The football World Cup should not be just a new way of copying the culture of the old regimes. Although Western football is struggling to deal with racism – Brazilian player Richarlison was recently thrown a banana during a friendly match in Paris – Qatar’s edition of the World Cup could help to dispel negative feelings about Arab and Muslim teams using their different cultures to enrich themselves. international football events.
For example, Qatar’s alcohol-free stadiums during the World Cup could be an example. They have allowed more people to come to the games without worrying about the alcohol-fuelled violence, racism and profanity that takes place in football stadiums in Europe. As Qatar welcomes fans from all over the world, it can show a different way to enjoy the game – one that doesn’t take advantage of being a football fan and ignore what Qatar loves.
Qataris are used to having foreigners and the World Cup is another opportunity to show their multiculturalism in order to counter Western stereotypes of “Muslim bigots” – as seen recently in French anti-Islamophobic and racist cartoons depicting the national team. Qatar.
By telling another story about how the Islamic world and football are perceived in the West, this World Cup could help to remove the language of the game. “European football” is not white. “African” or “Arab” football are not symbols of race or ethnicity. However these inscriptions are used as codes for the main clans and clans in most cases where the game is played.
That is where colonialism can act as a remedy, by placing – to paraphrase Harvard University professor and critic Homi K Bhabha – the old ruler between countries of different forms.
The Arab world is full of literary ideas that have dealt with parallels and contradictory encounters in their work – and this can be a source of inspiration as the region looks to embrace the world on its terms. Sudanese writer Tayeb Salih’s 1966 book Season of Migration to the North covers the central point of Bhabha’s presentation.
The Saudi Arabian intellectual Abdulrahman Munif coined a special word: al-teeh (waste, confusion). His famous five-volume book, Cities of Salt (Mudun al-Milh, published in 1984), is one of the best examples of post-colonial scholarship. It tells the story of political, economic, environmental and cultural destruction when the neo-coloniser (American capitalism and petrodollars) and the neo-colonised (Gulf) meet.
These articles are effective reminders that hosting and organizing the FIFA World Cup is beyond the pale of European life.
During the colonial period, Arabs promoted anti-colonialism, among other things, wearing local clothes and ensuring that they preserved their culture. Today, they wear the Arabic “thobe” (ankle-length robes) made from Japanese fabrics. This shows a mix of the international and the local – in a way that Qatar and Arab countries can be attracted to when the region hosts major sporting events.

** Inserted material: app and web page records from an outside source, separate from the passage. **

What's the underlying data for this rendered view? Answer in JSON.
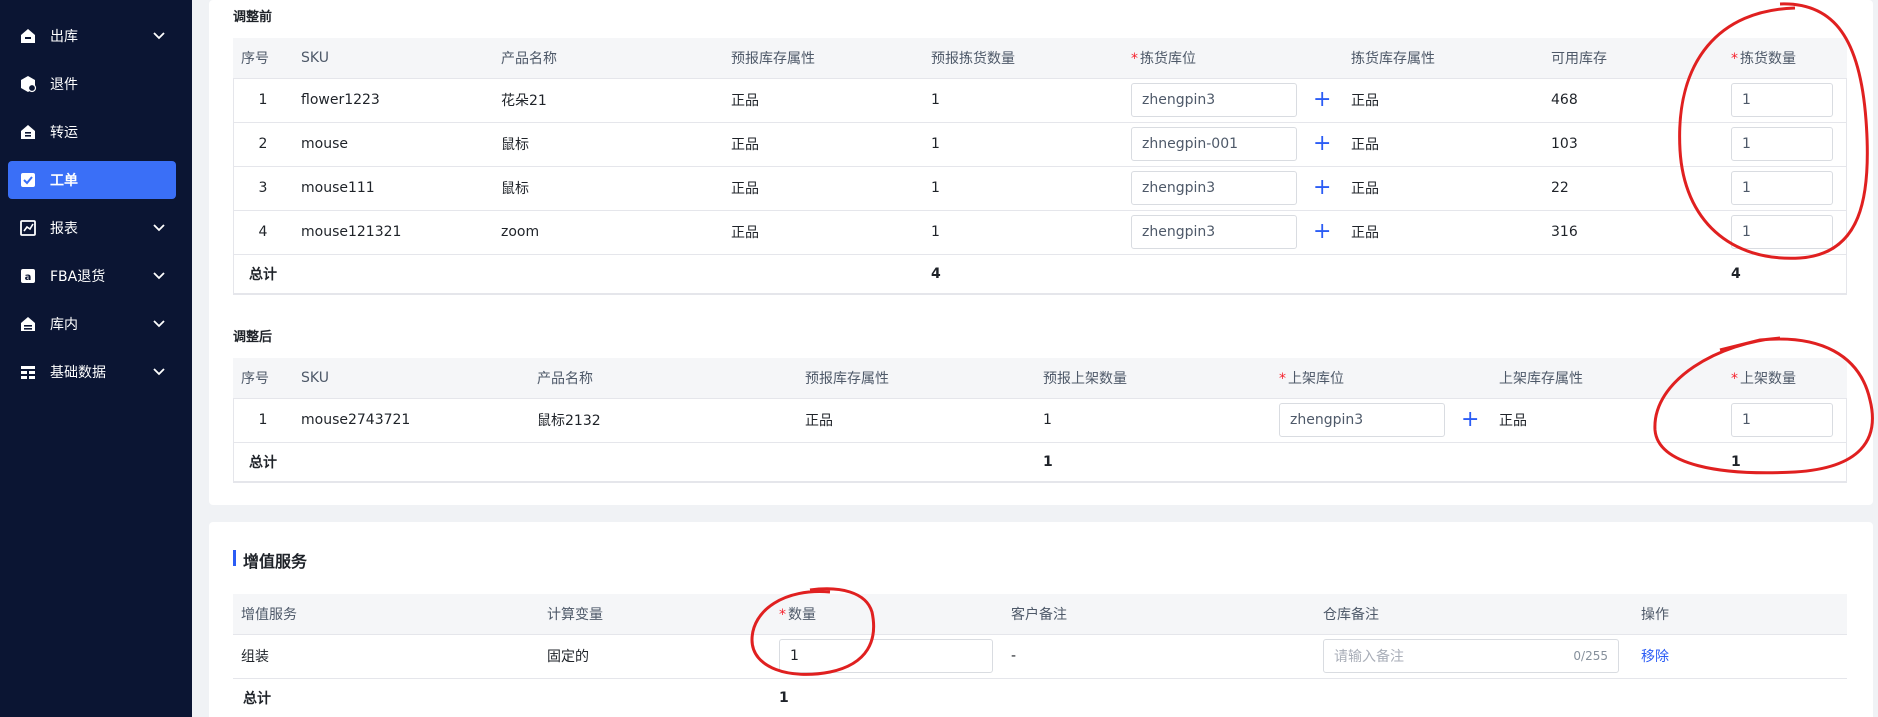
{
  "sidebar": {
    "items": [
      {
        "label": "出库",
        "icon": "outbound-icon",
        "has_chevron": true,
        "active": false
      },
      {
        "label": "退件",
        "icon": "return-icon",
        "has_chevron": false,
        "active": false
      },
      {
        "label": "转运",
        "icon": "transfer-icon",
        "has_chevron": false,
        "active": false
      },
      {
        "label": "工单",
        "icon": "workorder-icon",
        "has_chevron": false,
        "active": true
      },
      {
        "label": "报表",
        "icon": "report-icon",
        "has_chevron": true,
        "active": false
      },
      {
        "label": "FBA退货",
        "icon": "fba-return-icon",
        "has_chevron": true,
        "active": false
      },
      {
        "label": "库内",
        "icon": "warehouse-icon",
        "has_chevron": true,
        "active": false
      },
      {
        "label": "基础数据",
        "icon": "base-data-icon",
        "has_chevron": true,
        "active": false
      }
    ]
  },
  "before": {
    "title": "调整前",
    "headers": {
      "index": "序号",
      "sku": "SKU",
      "name": "产品名称",
      "attr": "预报库存属性",
      "qty": "预报拣货数量",
      "location": "拣货库位",
      "loc_attr": "拣货库存属性",
      "avail": "可用库存",
      "pick_qty": "拣货数量"
    },
    "rows": [
      {
        "index": "1",
        "sku": "flower1223",
        "name": "花朵21",
        "attr": "正品",
        "qty": "1",
        "location": "zhengpin3",
        "loc_attr": "正品",
        "avail": "468",
        "pick_qty": "1"
      },
      {
        "index": "2",
        "sku": "mouse",
        "name": "鼠标",
        "attr": "正品",
        "qty": "1",
        "location": "zhnegpin-001",
        "loc_attr": "正品",
        "avail": "103",
        "pick_qty": "1"
      },
      {
        "index": "3",
        "sku": "mouse111",
        "name": "鼠标",
        "attr": "正品",
        "qty": "1",
        "location": "zhengpin3",
        "loc_attr": "正品",
        "avail": "22",
        "pick_qty": "1"
      },
      {
        "index": "4",
        "sku": "mouse121321",
        "name": "zoom",
        "attr": "正品",
        "qty": "1",
        "location": "zhengpin3",
        "loc_attr": "正品",
        "avail": "316",
        "pick_qty": "1"
      }
    ],
    "total": {
      "label": "总计",
      "qty": "4",
      "pick_qty": "4"
    }
  },
  "after": {
    "title": "调整后",
    "headers": {
      "index": "序号",
      "sku": "SKU",
      "name": "产品名称",
      "attr": "预报库存属性",
      "qty": "预报上架数量",
      "location": "上架库位",
      "loc_attr": "上架库存属性",
      "put_qty": "上架数量"
    },
    "rows": [
      {
        "index": "1",
        "sku": "mouse2743721",
        "name": "鼠标2132",
        "attr": "正品",
        "qty": "1",
        "location": "zhengpin3",
        "loc_attr": "正品",
        "put_qty": "1"
      }
    ],
    "total": {
      "label": "总计",
      "qty": "1",
      "put_qty": "1"
    }
  },
  "vas": {
    "title": "增值服务",
    "headers": {
      "service": "增值服务",
      "variable": "计算变量",
      "qty": "数量",
      "customer_note": "客户备注",
      "warehouse_note": "仓库备注",
      "action": "操作"
    },
    "rows": [
      {
        "service": "组装",
        "variable": "固定的",
        "qty": "1",
        "customer_note": "-",
        "warehouse_note_placeholder": "请输入备注",
        "char_count": "0/255",
        "action": "移除"
      }
    ],
    "total": {
      "label": "总计",
      "qty": "1"
    }
  },
  "colors": {
    "sidebar_bg": "#0b1533",
    "active": "#3a6ff7",
    "link": "#2b5cf5",
    "required": "#f5222d",
    "annotation": "#e02020"
  }
}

The FIFA World Cup should be a shared space for modernity that is neither white nor colonial. Modernism that speaks to Arab, Asian, African, Indigenous and Latin values of tolerance, human rights and good governance, and challenges the stereotypes often presented in the Global South.
Modernism that demands a just, equal and – non-colonial world, questions and rejects neo-colonising regimes. A modernism that calls for cultural independence, and affirms a shared future with mutual respect.
Through the World Cup in Qatar, the “beautiful game” can help break down colonialism and cultural oppression in our multicultural country.
The views expressed in this article are those of the author and do not reflect Al Jazeera’s influence.